▶ **Work order**: An exact copy of each record is required.

▶ **Record extracts**:
※ ※ ※

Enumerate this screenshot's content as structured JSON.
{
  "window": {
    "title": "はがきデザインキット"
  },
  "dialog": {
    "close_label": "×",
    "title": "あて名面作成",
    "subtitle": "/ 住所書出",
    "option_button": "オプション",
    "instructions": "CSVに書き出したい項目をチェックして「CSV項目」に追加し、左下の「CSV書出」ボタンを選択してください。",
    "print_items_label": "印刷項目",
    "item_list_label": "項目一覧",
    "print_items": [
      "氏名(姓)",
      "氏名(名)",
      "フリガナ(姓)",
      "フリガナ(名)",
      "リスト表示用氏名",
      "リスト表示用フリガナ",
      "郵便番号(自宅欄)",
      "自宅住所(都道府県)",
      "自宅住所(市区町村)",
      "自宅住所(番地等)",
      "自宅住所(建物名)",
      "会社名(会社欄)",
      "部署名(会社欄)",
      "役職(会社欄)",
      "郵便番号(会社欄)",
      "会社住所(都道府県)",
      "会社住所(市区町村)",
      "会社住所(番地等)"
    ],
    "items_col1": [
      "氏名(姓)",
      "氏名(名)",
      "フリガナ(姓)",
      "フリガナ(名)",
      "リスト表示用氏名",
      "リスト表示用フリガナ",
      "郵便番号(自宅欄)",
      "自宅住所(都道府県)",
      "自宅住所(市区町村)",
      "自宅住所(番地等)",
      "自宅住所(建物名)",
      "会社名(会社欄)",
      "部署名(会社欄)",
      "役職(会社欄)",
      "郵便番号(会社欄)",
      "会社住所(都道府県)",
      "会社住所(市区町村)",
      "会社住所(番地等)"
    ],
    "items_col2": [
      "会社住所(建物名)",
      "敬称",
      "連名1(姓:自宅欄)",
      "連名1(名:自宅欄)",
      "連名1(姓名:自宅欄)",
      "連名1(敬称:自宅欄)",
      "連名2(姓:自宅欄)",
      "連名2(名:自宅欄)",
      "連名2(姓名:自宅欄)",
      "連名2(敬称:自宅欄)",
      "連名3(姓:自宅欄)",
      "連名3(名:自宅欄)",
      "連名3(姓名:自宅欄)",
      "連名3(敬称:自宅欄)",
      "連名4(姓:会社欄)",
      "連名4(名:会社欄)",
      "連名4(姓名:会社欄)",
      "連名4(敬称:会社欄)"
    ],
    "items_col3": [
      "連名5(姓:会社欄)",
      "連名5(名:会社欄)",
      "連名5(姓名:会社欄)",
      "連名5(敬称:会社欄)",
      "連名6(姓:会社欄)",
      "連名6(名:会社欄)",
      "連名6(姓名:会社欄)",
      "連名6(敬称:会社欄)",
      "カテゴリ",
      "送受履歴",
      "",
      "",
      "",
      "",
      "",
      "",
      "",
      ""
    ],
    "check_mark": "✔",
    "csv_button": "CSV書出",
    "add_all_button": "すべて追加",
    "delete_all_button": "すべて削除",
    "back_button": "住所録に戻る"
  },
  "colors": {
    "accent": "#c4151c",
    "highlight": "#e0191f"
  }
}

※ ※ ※

▶ **Solution**:
Enumerate this screenshot's content as structured JSON.
{
  "window": {
    "title": "はがきデザインキット"
  },
  "dialog": {
    "close_label": "×",
    "title": "あて名面作成",
    "subtitle": "/ 住所書出",
    "option_button": "オプション",
    "instructions": "CSVに書き出したい項目をチェックして「CSV項目」に追加し、左下の「CSV書出」ボタンを選択してください。",
    "print_items_label": "印刷項目",
    "item_list_label": "項目一覧",
    "print_items": [
      "氏名(姓)",
      "氏名(名)",
      "フリガナ(姓)",
      "フリガナ(名)",
      "リスト表示用氏名",
      "リスト表示用フリガナ",
      "郵便番号(自宅欄)",
      "自宅住所(都道府県)",
      "自宅住所(市区町村)",
      "自宅住所(番地等)",
      "自宅住所(建物名)",
      "会社名(会社欄)",
      "部署名(会社欄)",
      "役職(会社欄)",
      "郵便番号(会社欄)",
      "会社住所(都道府県)",
      "会社住所(市区町村)",
      "会社住所(番地等)"
    ],
    "items_col1": [
      "氏名(姓)",
      "氏名(名)",
      "フリガナ(姓)",
      "フリガナ(名)",
      "リスト表示用氏名",
      "リスト表示用フリガナ",
      "郵便番号(自宅欄)",
      "自宅住所(都道府県)",
      "自宅住所(市区町村)",
      "自宅住所(番地等)",
      "自宅住所(建物名)",
      "会社名(会社欄)",
      "部署名(会社欄)",
      "役職(会社欄)",
      "郵便番号(会社欄)",
      "会社住所(都道府県)",
      "会社住所(市区町村)",
      "会社住所(番地等)"
    ],
    "items_col2": [
      "会社住所(建物名)",
      "敬称",
      "連名1(姓:自宅欄)",
      "連名1(名:自宅欄)",
      "連名1(姓名:自宅欄)",
      "連名1(敬称:自宅欄)",
      "連名2(姓:自宅欄)",
      "連名2(名:自宅欄)",
      "連名2(姓名:自宅欄)",
      "連名2(敬称:自宅欄)",
      "連名3(姓:自宅欄)",
      "連名3(名:自宅欄)",
      "連名3(姓名:自宅欄)",
      "連名3(敬称:自宅欄)",
      "連名4(姓:会社欄)",
      "連名4(名:会社欄)",
      "連名4(姓名:会社欄)",
      "連名4(敬称:会社欄)"
    ],
    "items_col3": [
      "連名5(姓:会社欄)",
      "連名5(名:会社欄)",
      "連名5(姓名:会社欄)",
      "連名5(敬称:会社欄)",
      "連名6(姓:会社欄)",
      "連名6(名:会社欄)",
      "連名6(姓名:会社欄)",
      "連名6(敬称:会社欄)",
      "カテゴリ",
      "送受履歴",
      "",
      "",
      "",
      "",
      "",
      "",
      "",
      ""
    ],
    "check_mark": "✔",
    "csv_button": "CSV書出",
    "add_all_button": "すべて追加",
    "delete_all_button": "すべて削除",
    "back_button": "住所録に戻る"
  },
  "colors": {
    "accent": "#c4151c",
    "highlight": "#e0191f"
  }
}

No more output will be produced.